# [Brief]
Down to the last character, write out the records below.

[Web page and app entries]
____

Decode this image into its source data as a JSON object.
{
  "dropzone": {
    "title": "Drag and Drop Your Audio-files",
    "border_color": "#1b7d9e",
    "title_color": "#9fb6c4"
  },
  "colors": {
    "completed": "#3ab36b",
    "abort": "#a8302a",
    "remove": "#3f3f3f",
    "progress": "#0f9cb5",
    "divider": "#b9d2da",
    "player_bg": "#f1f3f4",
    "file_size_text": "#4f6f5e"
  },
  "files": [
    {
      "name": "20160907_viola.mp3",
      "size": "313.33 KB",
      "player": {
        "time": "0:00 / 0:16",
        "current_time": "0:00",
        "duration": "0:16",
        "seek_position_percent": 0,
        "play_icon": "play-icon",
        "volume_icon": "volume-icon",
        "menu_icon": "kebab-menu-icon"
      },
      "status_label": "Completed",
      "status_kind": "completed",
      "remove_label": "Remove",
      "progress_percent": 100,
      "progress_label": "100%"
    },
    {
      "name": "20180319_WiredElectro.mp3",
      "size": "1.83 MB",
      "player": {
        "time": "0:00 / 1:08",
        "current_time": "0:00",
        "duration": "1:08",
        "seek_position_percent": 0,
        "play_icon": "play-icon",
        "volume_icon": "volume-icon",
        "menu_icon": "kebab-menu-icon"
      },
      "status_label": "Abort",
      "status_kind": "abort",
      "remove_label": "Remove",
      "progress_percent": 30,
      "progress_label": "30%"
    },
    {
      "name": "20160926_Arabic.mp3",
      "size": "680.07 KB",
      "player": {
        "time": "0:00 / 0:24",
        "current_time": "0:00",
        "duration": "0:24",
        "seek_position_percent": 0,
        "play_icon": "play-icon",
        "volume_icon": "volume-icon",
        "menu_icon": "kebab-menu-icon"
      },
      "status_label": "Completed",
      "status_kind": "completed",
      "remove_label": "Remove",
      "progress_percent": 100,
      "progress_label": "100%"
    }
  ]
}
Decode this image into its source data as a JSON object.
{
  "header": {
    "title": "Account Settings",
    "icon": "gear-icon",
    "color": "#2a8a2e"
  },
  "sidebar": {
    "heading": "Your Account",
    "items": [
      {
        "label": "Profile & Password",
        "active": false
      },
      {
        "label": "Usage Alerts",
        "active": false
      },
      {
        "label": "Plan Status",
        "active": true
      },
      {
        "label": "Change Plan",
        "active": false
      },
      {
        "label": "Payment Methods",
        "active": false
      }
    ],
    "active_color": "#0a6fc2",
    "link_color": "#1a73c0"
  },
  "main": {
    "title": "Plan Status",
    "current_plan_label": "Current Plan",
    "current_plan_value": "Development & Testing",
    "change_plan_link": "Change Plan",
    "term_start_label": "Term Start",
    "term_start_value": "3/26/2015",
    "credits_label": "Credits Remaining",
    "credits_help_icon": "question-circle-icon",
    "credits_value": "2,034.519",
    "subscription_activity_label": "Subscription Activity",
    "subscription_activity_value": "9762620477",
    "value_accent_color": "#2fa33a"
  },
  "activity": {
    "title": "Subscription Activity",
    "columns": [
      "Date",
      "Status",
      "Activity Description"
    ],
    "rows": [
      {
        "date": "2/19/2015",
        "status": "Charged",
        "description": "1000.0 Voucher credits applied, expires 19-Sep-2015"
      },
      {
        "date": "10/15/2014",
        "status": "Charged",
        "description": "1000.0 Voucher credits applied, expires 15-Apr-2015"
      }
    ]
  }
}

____

# [Task answer]
Decode this image into its source data as a JSON object.
{
  "dropzone": {
    "title": "Drag and Drop Your Audio-files",
    "border_color": "#1b7d9e",
    "title_color": "#9fb6c4"
  },
  "colors": {
    "completed": "#3ab36b",
    "abort": "#a8302a",
    "remove": "#3f3f3f",
    "progress": "#0f9cb5",
    "divider": "#b9d2da",
    "player_bg": "#f1f3f4",
    "file_size_text": "#4f6f5e"
  },
  "files": [
    {
      "name": "20160907_viola.mp3",
      "size": "313.33 KB",
      "player": {
        "time": "0:00 / 0:16",
        "current_time": "0:00",
        "duration": "0:16",
        "seek_position_percent": 0,
        "play_icon": "play-icon",
        "volume_icon": "volume-icon",
        "menu_icon": "kebab-menu-icon"
      },
      "status_label": "Completed",
      "status_kind": "completed",
      "remove_label": "Remove",
      "progress_percent": 100,
      "progress_label": "100%"
    },
    {
      "name": "20180319_WiredElectro.mp3",
      "size": "1.83 MB",
      "player": {
        "time": "0:00 / 1:08",
        "current_time": "0:00",
        "duration": "1:08",
        "seek_position_percent": 0,
        "play_icon": "play-icon",
        "volume_icon": "volume-icon",
        "menu_icon": "kebab-menu-icon"
      },
      "status_label": "Abort",
      "status_kind": "abort",
      "remove_label": "Remove",
      "progress_percent": 30,
      "progress_label": "30%"
    },
    {
      "name": "20160926_Arabic.mp3",
      "size": "680.07 KB",
      "player": {
        "time": "0:00 / 0:24",
        "current_time": "0:00",
        "duration": "0:24",
        "seek_position_percent": 0,
        "play_icon": "play-icon",
        "volume_icon": "volume-icon",
        "menu_icon": "kebab-menu-icon"
      },
      "status_label": "Completed",
      "status_kind": "completed",
      "remove_label": "Remove",
      "progress_percent": 100,
      "progress_label": "100%"
    }
  ]
}
Decode this image into its source data as a JSON object.
{
  "header": {
    "title": "Account Settings",
    "icon": "gear-icon",
    "color": "#2a8a2e"
  },
  "sidebar": {
    "heading": "Your Account",
    "items": [
      {
        "label": "Profile & Password",
        "active": false
      },
      {
        "label": "Usage Alerts",
        "active": false
      },
      {
        "label": "Plan Status",
        "active": true
      },
      {
        "label": "Change Plan",
        "active": false
      },
      {
        "label": "Payment Methods",
        "active": false
      }
    ],
    "active_color": "#0a6fc2",
    "link_color": "#1a73c0"
  },
  "main": {
    "title": "Plan Status",
    "current_plan_label": "Current Plan",
    "current_plan_value": "Development & Testing",
    "change_plan_link": "Change Plan",
    "term_start_label": "Term Start",
    "term_start_value": "3/26/2015",
    "credits_label": "Credits Remaining",
    "credits_help_icon": "question-circle-icon",
    "credits_value": "2,034.519",
    "subscription_activity_label": "Subscription Activity",
    "subscription_activity_value": "9762620477",
    "value_accent_color": "#2fa33a"
  },
  "activity": {
    "title": "Subscription Activity",
    "columns": [
      "Date",
      "Status",
      "Activity Description"
    ],
    "rows": [
      {
        "date": "2/19/2015",
        "status": "Charged",
        "description": "1000.0 Voucher credits applied, expires 19-Sep-2015"
      },
      {
        "date": "10/15/2014",
        "status": "Charged",
        "description": "1000.0 Voucher credits applied, expires 15-Apr-2015"
      }
    ]
  }
}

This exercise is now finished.